The £2m set aside by the London Borough to address the hacking of its systems is a provisional sum, likely to rise to around five times that amount. This compares with the £3m annual investment in IT systems that Hackney typically spends.
Hackney was hit by a serious cyber attack in October, affecting a number of operational systems which were rendered inaccessible, paralysing council services including the ability to make and receive payments, as well as receiving applications for its housing waiting list.
Hackney Mayor Philip Glanville confirmed that the working assumption is that the impact would be similar to the £10.4m it has cost Redcar Council to recover from an attack on its systems in February 2020.
“The Redcar figure is in the broad envelope of what we are exploring,” said Glanville. “What we don’t have is a publicly facing figure at this stage, as that work is ongoing, but you would not be far off if you were thinking that that was roughly the type of investment that we need to make.”
Hackney had to alter its planning processes, saw stolen resident data published on the dark web, and evenfroze the local property marketafter land searches became impossible.
James is the Editor of Government Transformation magazine, and has been covering digital government and public sector reform for 20 years.
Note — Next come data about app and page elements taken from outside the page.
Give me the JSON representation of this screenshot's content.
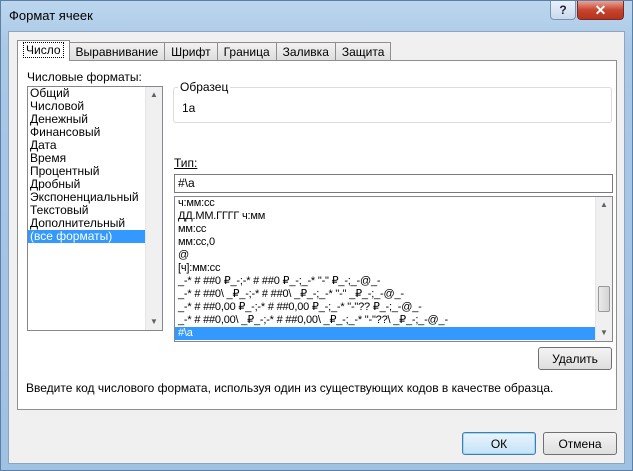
{
  "window": {
    "title": "Формат ячеек",
    "help": "?",
    "close": "✕"
  },
  "tabs": [
    "Число",
    "Выравнивание",
    "Шрифт",
    "Граница",
    "Заливка",
    "Защита"
  ],
  "number": {
    "formats_label": "Числовые форматы:",
    "formats": [
      "Общий",
      "Числовой",
      "Денежный",
      "Финансовый",
      "Дата",
      "Время",
      "Процентный",
      "Дробный",
      "Экспоненциальный",
      "Текстовый",
      "Дополнительный",
      "(все форматы)"
    ],
    "selected_format": "(все форматы)",
    "sample_label": "Образец",
    "sample_value": "1а",
    "type_label": "Тип:",
    "type_value": "#\\а",
    "type_list": [
      "ч:мм:сс",
      "ДД.ММ.ГГГГ ч:мм",
      "мм:сс",
      "мм:сс,0",
      "@",
      "[ч]:мм:сс",
      "_-* # ##0 ₽_-;-* # ##0 ₽_-;_-* \"-\" ₽_-;_-@_-",
      "_-* # ##0\\ _₽_-;-* # ##0\\ _₽_-;_-* \"-\" _₽_-;_-@_-",
      "_-* # ##0,00 ₽_-;-* # ##0,00 ₽_-;_-* \"-\"?? ₽_-;_-@_-",
      "_-* # ##0,00\\ _₽_-;-* # ##0,00\\ _₽_-;_-* \"-\"??\\ _₽_-;_-@_-",
      "#\\а"
    ],
    "selected_type": "#\\а",
    "delete_label": "Удалить",
    "hint": "Введите код числового формата, используя один из существующих кодов в качестве образца."
  },
  "footer": {
    "ok_label": "ОК",
    "cancel_label": "Отмена"
  },
  "scroll_position": 0.85
}
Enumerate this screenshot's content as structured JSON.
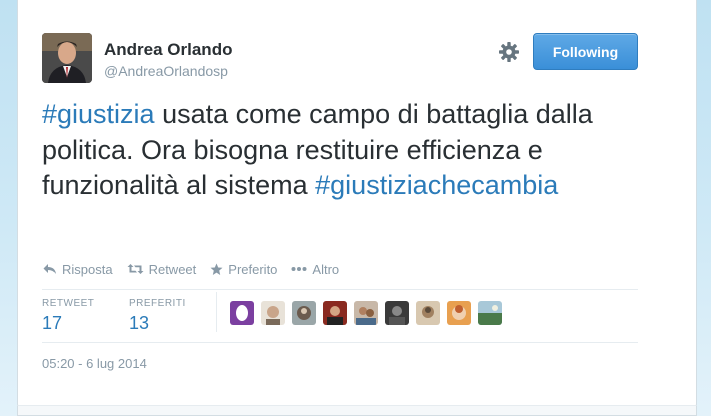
{
  "tweet": {
    "author": {
      "fullname": "Andrea Orlando",
      "username": "@AndreaOrlandosp"
    },
    "follow_button": {
      "label": "Following"
    },
    "text_parts": [
      {
        "type": "hashtag",
        "text": "#giustizia"
      },
      {
        "type": "text",
        "text": " usata come campo di battaglia dalla politica. Ora bisogna restituire efficienza e funzionalità al sistema "
      },
      {
        "type": "hashtag",
        "text": "#giustiziachecambia"
      }
    ],
    "actions": {
      "reply": "Risposta",
      "retweet": "Retweet",
      "favorite": "Preferito",
      "more": "Altro"
    },
    "stats": {
      "retweets_label": "RETWEET",
      "retweets_value": "17",
      "favorites_label": "PREFERITI",
      "favorites_value": "13"
    },
    "facepile_count": 9,
    "timestamp": "05:20 - 6 lug 2014"
  },
  "colors": {
    "link": "#2b7bb9",
    "muted": "#8899a6",
    "follow_button": "#3a8fd8",
    "text": "#292f33"
  },
  "icons": [
    "gear-icon",
    "reply-icon",
    "retweet-icon",
    "star-icon",
    "more-icon"
  ]
}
He also oversees the development of the agenda for the UK's biggest public sector transformation conference.